__Exercise description__. If a line in the data below contains the word "JSON", copy it out.

__Stored data__.
=== Section Start ===
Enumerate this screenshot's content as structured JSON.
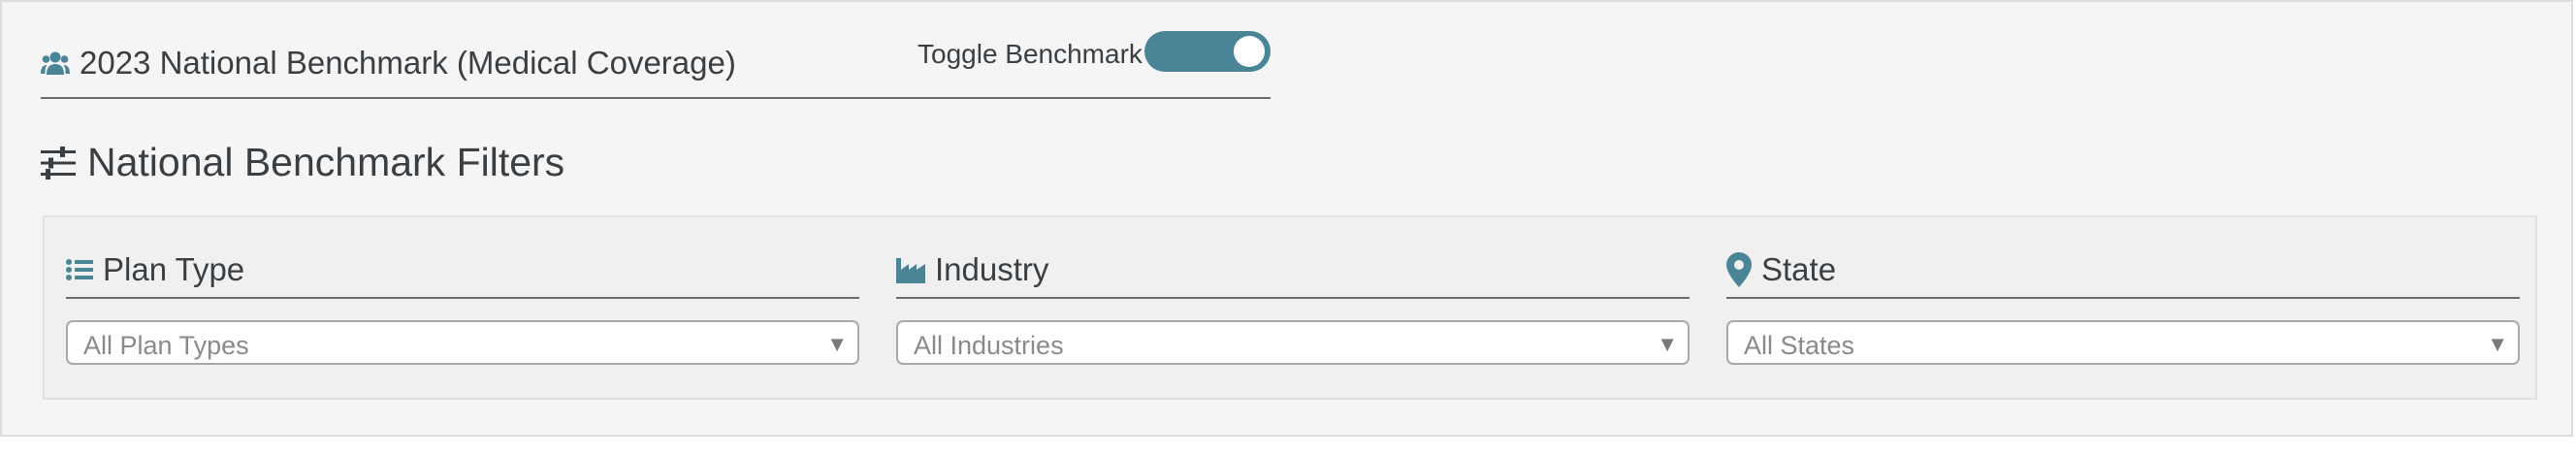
{
  "benchmark": {
    "title": "2023 National Benchmark (Medical Coverage)",
    "toggle_label": "Toggle Benchmark",
    "toggle_on": true
  },
  "filters_section": {
    "title": "National Benchmark Filters",
    "filters": [
      {
        "label": "Plan Type",
        "icon": "list-icon",
        "selected": "All Plan Types"
      },
      {
        "label": "Industry",
        "icon": "industry-icon",
        "selected": "All Industries"
      },
      {
        "label": "State",
        "icon": "map-marker-icon",
        "selected": "All States"
      }
    ]
  },
  "colors": {
    "accent": "#4a8597",
    "text": "#3a3f44",
    "placeholder": "#8a8a8a"
  }
}
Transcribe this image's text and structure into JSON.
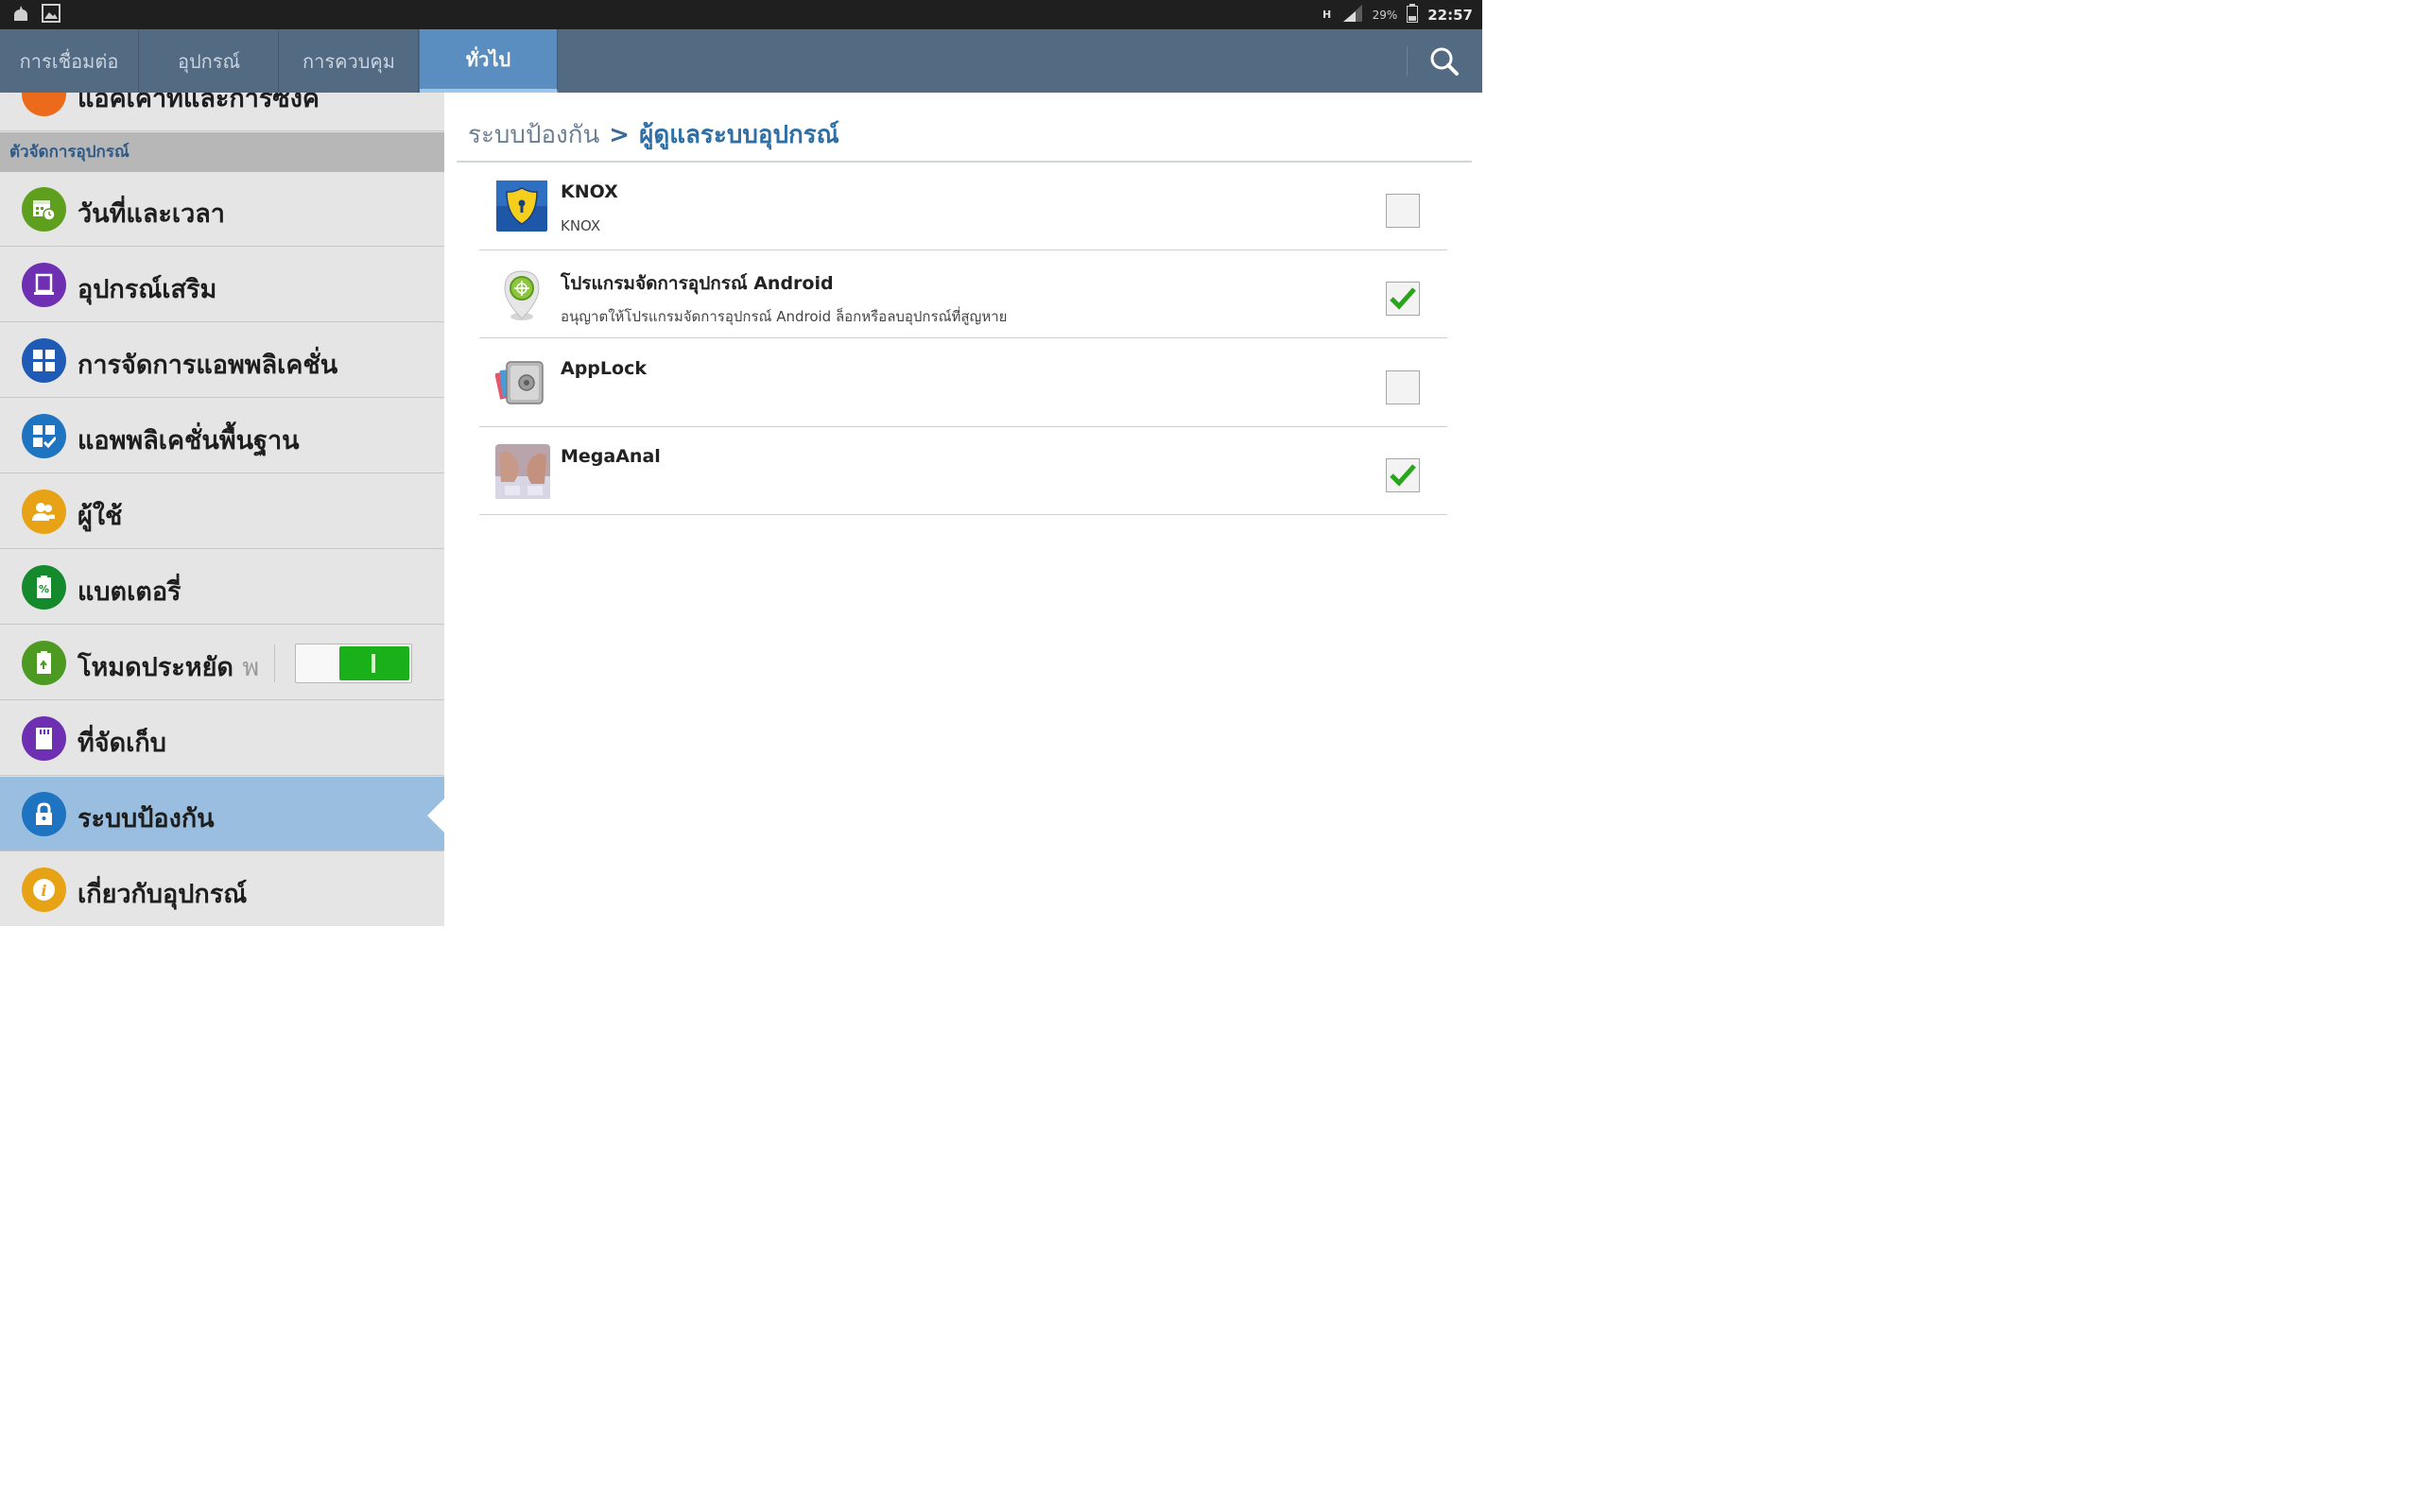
{
  "status_bar": {
    "network": "H",
    "battery": "29%",
    "time": "22:57"
  },
  "tabs": [
    {
      "label": "การเชื่อมต่อ",
      "active": false
    },
    {
      "label": "อุปกรณ์",
      "active": false
    },
    {
      "label": "การควบคุม",
      "active": false
    },
    {
      "label": "ทั่วไป",
      "active": true
    }
  ],
  "sidebar": {
    "top_partial_label": "แอคเคาท์และการซิงค์",
    "section_header": "ตัวจัดการอุปกรณ์",
    "items": [
      {
        "label": "วันที่และเวลา",
        "icon": "calendar-clock-icon",
        "color": "#5ea01e"
      },
      {
        "label": "อุปกรณ์เสริม",
        "icon": "device-icon",
        "color": "#6f2fb3"
      },
      {
        "label": "การจัดการแอพพลิเคชั่น",
        "icon": "grid-icon",
        "color": "#1f5bb6"
      },
      {
        "label": "แอพพลิเคชั่นพื้นฐาน",
        "icon": "grid-check-icon",
        "color": "#1f74c2"
      },
      {
        "label": "ผู้ใช้",
        "icon": "users-icon",
        "color": "#e8a215"
      },
      {
        "label": "แบตเตอรี่",
        "icon": "battery-icon",
        "color": "#158a2c"
      },
      {
        "label": "โหมดประหยัด",
        "label_fade": "พ",
        "icon": "power-saving-icon",
        "color": "#4d9a22",
        "toggle_on": true
      },
      {
        "label": "ที่จัดเก็บ",
        "icon": "storage-icon",
        "color": "#6f2fb3"
      },
      {
        "label": "ระบบป้องกัน",
        "icon": "lock-icon",
        "color": "#1f74c2",
        "selected": true
      },
      {
        "label": "เกี่ยวกับอุปกรณ์",
        "icon": "info-icon",
        "color": "#e8a215"
      }
    ]
  },
  "content": {
    "breadcrumb_parent": "ระบบป้องกัน",
    "breadcrumb_sep": ">",
    "breadcrumb_current": "ผู้ดูแลระบบอุปกรณ์",
    "admins": [
      {
        "title": "KNOX",
        "subtitle": "KNOX",
        "icon": "knox-shield-icon",
        "checked": false
      },
      {
        "title": "โปรแกรมจัดการอุปกรณ์ Android",
        "subtitle": "อนุญาตให้โปรแกรมจัดการอุปกรณ์ Android ล็อกหรือลบอุปกรณ์ที่สูญหาย",
        "icon": "location-pin-icon",
        "checked": true
      },
      {
        "title": "AppLock",
        "subtitle": "",
        "icon": "safe-icon",
        "checked": false
      },
      {
        "title": "MegaAnal",
        "subtitle": "",
        "icon": "app-thumbnail-icon",
        "checked": true
      }
    ]
  }
}
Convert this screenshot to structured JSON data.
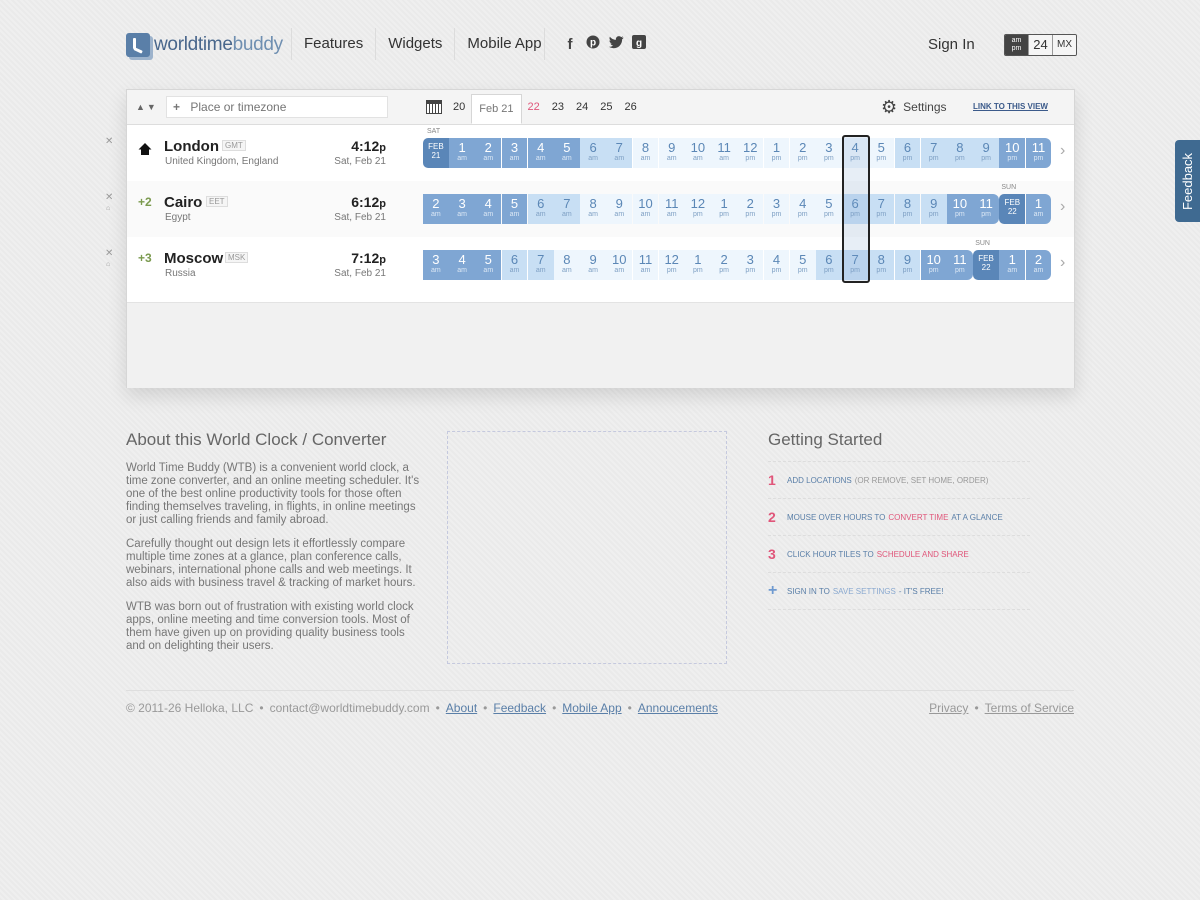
{
  "header": {
    "logo": {
      "part1": "worldtime",
      "part2": "buddy"
    },
    "nav": [
      "Features",
      "Widgets",
      "Mobile App"
    ],
    "social": [
      "f",
      "p",
      "t",
      "g"
    ],
    "sign_in": "Sign In",
    "format": {
      "ampm_top": "am",
      "ampm_bottom": "pm",
      "h24": "24",
      "mx": "MX"
    }
  },
  "toolbar": {
    "sort": "▲▼",
    "search_plus": "+",
    "search_placeholder": "Place or timezone",
    "dates": [
      {
        "label": "20",
        "state": "normal"
      },
      {
        "label": "Feb 21",
        "state": "active"
      },
      {
        "label": "22",
        "state": "red"
      },
      {
        "label": "23",
        "state": "normal"
      },
      {
        "label": "24",
        "state": "normal"
      },
      {
        "label": "25",
        "state": "normal"
      },
      {
        "label": "26",
        "state": "normal"
      }
    ],
    "settings": "Settings",
    "link_view": "LINK TO THIS VIEW"
  },
  "locations": [
    {
      "city": "London",
      "tz": "GMT",
      "country": "United Kingdom, England",
      "offset": "",
      "time": "4:12",
      "ampm": "p",
      "date": "Sat, Feb 21",
      "day_label": "SAT",
      "hours": [
        {
          "h": "FEB",
          "p": "21",
          "k": "dayst"
        },
        {
          "h": "1",
          "p": "am",
          "k": "night"
        },
        {
          "h": "2",
          "p": "am",
          "k": "night"
        },
        {
          "h": "3",
          "p": "am",
          "k": "night"
        },
        {
          "h": "4",
          "p": "am",
          "k": "night"
        },
        {
          "h": "5",
          "p": "am",
          "k": "night"
        },
        {
          "h": "6",
          "p": "am",
          "k": "dawn"
        },
        {
          "h": "7",
          "p": "am",
          "k": "dawn"
        },
        {
          "h": "8",
          "p": "am",
          "k": "day"
        },
        {
          "h": "9",
          "p": "am",
          "k": "day"
        },
        {
          "h": "10",
          "p": "am",
          "k": "day"
        },
        {
          "h": "11",
          "p": "am",
          "k": "day"
        },
        {
          "h": "12",
          "p": "pm",
          "k": "day"
        },
        {
          "h": "1",
          "p": "pm",
          "k": "day"
        },
        {
          "h": "2",
          "p": "pm",
          "k": "day"
        },
        {
          "h": "3",
          "p": "pm",
          "k": "day"
        },
        {
          "h": "4",
          "p": "pm",
          "k": "day"
        },
        {
          "h": "5",
          "p": "pm",
          "k": "day"
        },
        {
          "h": "6",
          "p": "pm",
          "k": "dawn"
        },
        {
          "h": "7",
          "p": "pm",
          "k": "dawn"
        },
        {
          "h": "8",
          "p": "pm",
          "k": "dawn"
        },
        {
          "h": "9",
          "p": "pm",
          "k": "dawn"
        },
        {
          "h": "10",
          "p": "pm",
          "k": "night"
        },
        {
          "h": "11",
          "p": "pm",
          "k": "night"
        }
      ]
    },
    {
      "city": "Cairo",
      "tz": "EET",
      "country": "Egypt",
      "offset": "+2",
      "time": "6:12",
      "ampm": "p",
      "date": "Sat, Feb 21",
      "day_label": "SUN",
      "hours": [
        {
          "h": "2",
          "p": "am",
          "k": "night"
        },
        {
          "h": "3",
          "p": "am",
          "k": "night"
        },
        {
          "h": "4",
          "p": "am",
          "k": "night"
        },
        {
          "h": "5",
          "p": "am",
          "k": "night"
        },
        {
          "h": "6",
          "p": "am",
          "k": "dawn"
        },
        {
          "h": "7",
          "p": "am",
          "k": "dawn"
        },
        {
          "h": "8",
          "p": "am",
          "k": "day"
        },
        {
          "h": "9",
          "p": "am",
          "k": "day"
        },
        {
          "h": "10",
          "p": "am",
          "k": "day"
        },
        {
          "h": "11",
          "p": "am",
          "k": "day"
        },
        {
          "h": "12",
          "p": "pm",
          "k": "day"
        },
        {
          "h": "1",
          "p": "pm",
          "k": "day"
        },
        {
          "h": "2",
          "p": "pm",
          "k": "day"
        },
        {
          "h": "3",
          "p": "pm",
          "k": "day"
        },
        {
          "h": "4",
          "p": "pm",
          "k": "day"
        },
        {
          "h": "5",
          "p": "pm",
          "k": "day"
        },
        {
          "h": "6",
          "p": "pm",
          "k": "dawn"
        },
        {
          "h": "7",
          "p": "pm",
          "k": "dawn"
        },
        {
          "h": "8",
          "p": "pm",
          "k": "dawn"
        },
        {
          "h": "9",
          "p": "pm",
          "k": "dawn"
        },
        {
          "h": "10",
          "p": "pm",
          "k": "night"
        },
        {
          "h": "11",
          "p": "pm",
          "k": "night"
        },
        {
          "h": "FEB",
          "p": "22",
          "k": "dayst"
        },
        {
          "h": "1",
          "p": "am",
          "k": "night"
        }
      ]
    },
    {
      "city": "Moscow",
      "tz": "MSK",
      "country": "Russia",
      "offset": "+3",
      "time": "7:12",
      "ampm": "p",
      "date": "Sat, Feb 21",
      "day_label": "SUN",
      "hours": [
        {
          "h": "3",
          "p": "am",
          "k": "night"
        },
        {
          "h": "4",
          "p": "am",
          "k": "night"
        },
        {
          "h": "5",
          "p": "am",
          "k": "night"
        },
        {
          "h": "6",
          "p": "am",
          "k": "dawn"
        },
        {
          "h": "7",
          "p": "am",
          "k": "dawn"
        },
        {
          "h": "8",
          "p": "am",
          "k": "day"
        },
        {
          "h": "9",
          "p": "am",
          "k": "day"
        },
        {
          "h": "10",
          "p": "am",
          "k": "day"
        },
        {
          "h": "11",
          "p": "am",
          "k": "day"
        },
        {
          "h": "12",
          "p": "pm",
          "k": "day"
        },
        {
          "h": "1",
          "p": "pm",
          "k": "day"
        },
        {
          "h": "2",
          "p": "pm",
          "k": "day"
        },
        {
          "h": "3",
          "p": "pm",
          "k": "day"
        },
        {
          "h": "4",
          "p": "pm",
          "k": "day"
        },
        {
          "h": "5",
          "p": "pm",
          "k": "day"
        },
        {
          "h": "6",
          "p": "pm",
          "k": "dawn"
        },
        {
          "h": "7",
          "p": "pm",
          "k": "dawn"
        },
        {
          "h": "8",
          "p": "pm",
          "k": "dawn"
        },
        {
          "h": "9",
          "p": "pm",
          "k": "dawn"
        },
        {
          "h": "10",
          "p": "pm",
          "k": "night"
        },
        {
          "h": "11",
          "p": "pm",
          "k": "night"
        },
        {
          "h": "FEB",
          "p": "22",
          "k": "dayst"
        },
        {
          "h": "1",
          "p": "am",
          "k": "night"
        },
        {
          "h": "2",
          "p": "am",
          "k": "night"
        }
      ]
    }
  ],
  "about": {
    "title": "About this World Clock / Converter",
    "p1": "World Time Buddy (WTB) is a convenient world clock, a time zone converter, and an online meeting scheduler. It's one of the best online productivity tools for those often finding themselves traveling, in flights, in online meetings or just calling friends and family abroad.",
    "p2": "Carefully thought out design lets it effortlessly compare multiple time zones at a glance, plan conference calls, webinars, international phone calls and web meetings. It also aids with business travel & tracking of market hours.",
    "p3": "WTB was born out of frustration with existing world clock apps, online meeting and time conversion tools. Most of them have given up on providing quality business tools and on delighting their users."
  },
  "getting_started": {
    "title": "Getting Started",
    "items": [
      {
        "num": "1",
        "a": "ADD LOCATIONS",
        "b": "(OR REMOVE, SET HOME, ORDER)",
        "c": "",
        "d": ""
      },
      {
        "num": "2",
        "a": "MOUSE OVER HOURS TO",
        "b": "CONVERT TIME",
        "c": "AT A GLANCE",
        "d": ""
      },
      {
        "num": "3",
        "a": "CLICK HOUR TILES TO",
        "b": "SCHEDULE AND SHARE",
        "c": "",
        "d": ""
      },
      {
        "num": "+",
        "a": "SIGN IN TO",
        "b": "SAVE SETTINGS",
        "c": "- IT'S FREE!",
        "d": ""
      }
    ]
  },
  "footer": {
    "copyright": "© 2011-26 Helloka, LLC",
    "email": "contact@worldtimebuddy.com",
    "links": [
      "About",
      "Feedback",
      "Mobile App",
      "Annoucements"
    ],
    "right_links": [
      "Privacy",
      "Terms of Service"
    ],
    "bullet": "•"
  },
  "feedback_tab": "Feedback"
}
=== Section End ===
__Result of the task__.
Enumerate this screenshot's content as structured JSON.
Transcribe this image's text and structure into JSON.
Convert this screenshot to structured JSON data.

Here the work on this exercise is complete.